It’s true that if you pluck a line or a paragraph from Trow’s essay, his abstract style defies sampling (though I’m about to do it myself). Trow’s is a difficult essay that creates the terms by which we understand it. I think it’s a misreading of Trow to call him a nostalgist, even a declinist. His project was descriptive, and he was an avant-garde unto himself. His ideas about television have a lot to tell us about life under the internet. Does this sound familiar?
The comfort was in agreement, the easy exercise of the modes of choice and preference. It was attractive and, as it was presented, not difficult. But, once interfered with, the processes of choice and preference began to take on an uncomfortable aspect. Choice in respect to important matters became more and more difficult; people found it troublesome to settle on a mode of work, for instance, or a partner. Choice in respect to trivial matters, on the other hand, assumed an importance that no one could have thought to predict. So what happened then was that important forces that had not been used, because they fell outside the new scale of national life (which was the life of television), began to find a home in the exercise of preference concerning trivial matters ... In this mist exists the Aesthetic of the Hit.
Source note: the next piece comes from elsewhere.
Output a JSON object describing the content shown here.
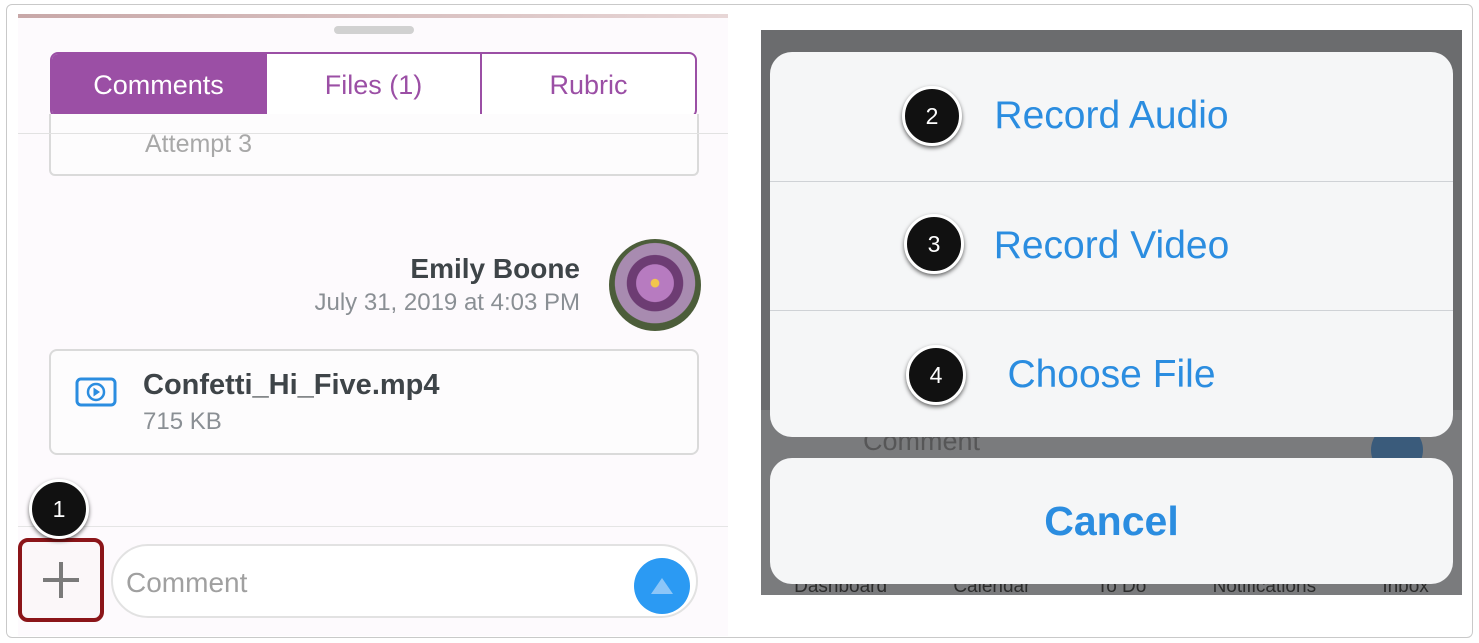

The Hit, the favorite, whatever you like. Doesn’t this sound like a description of the comfortable and comforting online cultural consensus these critics are variously uneasy about? In Trow’s last book, My Pilgrim’s Progress, he writes about what he calls “the Assumed Dominant Mind” of the culture, and traces its movement from the New York Times to MTV (this was the 1990s, mind you). Today, of course, the Assumed Dominant Mind has migrated online and morphed into a hive mind formed on social media. But it’s nothing new.
In a response to Nussbaum, deBoer mourns the absence of a cultural resistance that prizes difficulty in the manner of punk or modernism. But if such cultural forces are really absent, then their return is probably, dialectically, inevitable, in fact, possibly right around the corner. Nussbaum sees signs of resistance on television in Mr. Robot. A.O. Scott cites his love of Mad Max as evidence of his snobbery, but in what possible world could enjoying Mad Max make you a snob? If actually difficult movies are being made on such a scale in the form of raucous adventures that don’t skimp on the blood and dirt, can things be so bad? In literature, difficult novels still appear every year, and many of them grapple directly with the world as it is under the internet. (Others are difficult while ignoring that world entirely.) That’s to say nothing of the perennially difficult and controversial world of avant-garde poetry. If these aren’t the sort of things everyone’s talking about, perhaps that’s because it’s easier to talk about television. Maybe that’s why all these critics sound so defensive.